'I showed at large, (1) that the Lord's Supper was ordained by God to be a means of conveying to men either preventing or justifying, or sanctifying grace, according to their several necessities; (2) that the persons for whom it was ordained are all those who know and feel that they want the grace of God, either to restrain them from sin, or to show their sins forgiven, or to renew their souls in the image of God; (3) that inasmuch as we come to his table, not to give him anything but to receive whatsoever he sees best for us, there is no previous preparation indispensably necessary, but a desire to receive whatsoever he pleases to give; and (4) that no fitness is required at the time of communicating but a sense of our state, of our utter sinfulness and helplessness; every one who knows he is fit for hell being just fit to come to Christ, in this as well as all other ways of his appointment.'

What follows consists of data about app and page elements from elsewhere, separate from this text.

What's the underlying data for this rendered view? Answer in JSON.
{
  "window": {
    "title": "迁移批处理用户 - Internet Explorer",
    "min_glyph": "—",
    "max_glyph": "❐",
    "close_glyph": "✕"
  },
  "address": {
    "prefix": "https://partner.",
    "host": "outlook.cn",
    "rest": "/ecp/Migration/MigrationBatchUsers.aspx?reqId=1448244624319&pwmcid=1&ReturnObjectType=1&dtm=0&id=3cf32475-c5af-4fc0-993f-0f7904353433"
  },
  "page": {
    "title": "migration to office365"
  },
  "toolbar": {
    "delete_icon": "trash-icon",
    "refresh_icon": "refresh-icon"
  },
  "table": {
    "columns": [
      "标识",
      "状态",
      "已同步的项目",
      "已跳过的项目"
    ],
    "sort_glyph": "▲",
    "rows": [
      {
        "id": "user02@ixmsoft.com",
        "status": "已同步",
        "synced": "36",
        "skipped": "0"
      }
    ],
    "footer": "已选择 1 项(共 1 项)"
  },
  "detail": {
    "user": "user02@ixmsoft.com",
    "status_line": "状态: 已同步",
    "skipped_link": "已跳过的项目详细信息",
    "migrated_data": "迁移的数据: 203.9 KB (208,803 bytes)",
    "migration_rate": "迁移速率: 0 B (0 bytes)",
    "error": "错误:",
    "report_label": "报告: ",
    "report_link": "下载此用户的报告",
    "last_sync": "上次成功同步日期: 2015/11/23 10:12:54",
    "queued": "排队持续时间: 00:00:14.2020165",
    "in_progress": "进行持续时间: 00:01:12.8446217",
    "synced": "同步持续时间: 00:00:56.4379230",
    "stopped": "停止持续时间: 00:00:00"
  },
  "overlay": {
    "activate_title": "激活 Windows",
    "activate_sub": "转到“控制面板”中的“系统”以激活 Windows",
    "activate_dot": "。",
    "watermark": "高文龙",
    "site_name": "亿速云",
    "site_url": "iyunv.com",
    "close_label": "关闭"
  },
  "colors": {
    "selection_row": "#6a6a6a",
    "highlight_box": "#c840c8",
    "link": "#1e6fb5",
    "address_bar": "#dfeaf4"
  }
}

John Wesley's Journal, London, 28 June 1740
'Q.15. What are our thoughts on what is called the Sacrament of the Lord's Supper? A. We believe it is an institution of Christ, to keep his meritorious death in remembrance. Q.16. What are the essential parts of the Sacrament of the Lord's Supper? A. Bread and wine used as a memorial of the death of Christ. Q.17. In what manner should this be done? A. We cannot approach too near to the original institution, in which our Lord used unleavened bread, and brake (not cut) it, and gave it to the disciples as they were sitting (not kneeling); we think it safest to follow his example; especially as kneeling was introduced with the monstrous doctrine of transubstantiation; a doctrine replete with absurdity, superstition, and idolatry.'
Bible Christian Minutes, 1821, in A History of the Methodist Church in Great Britain, vol.4 (1988), p.390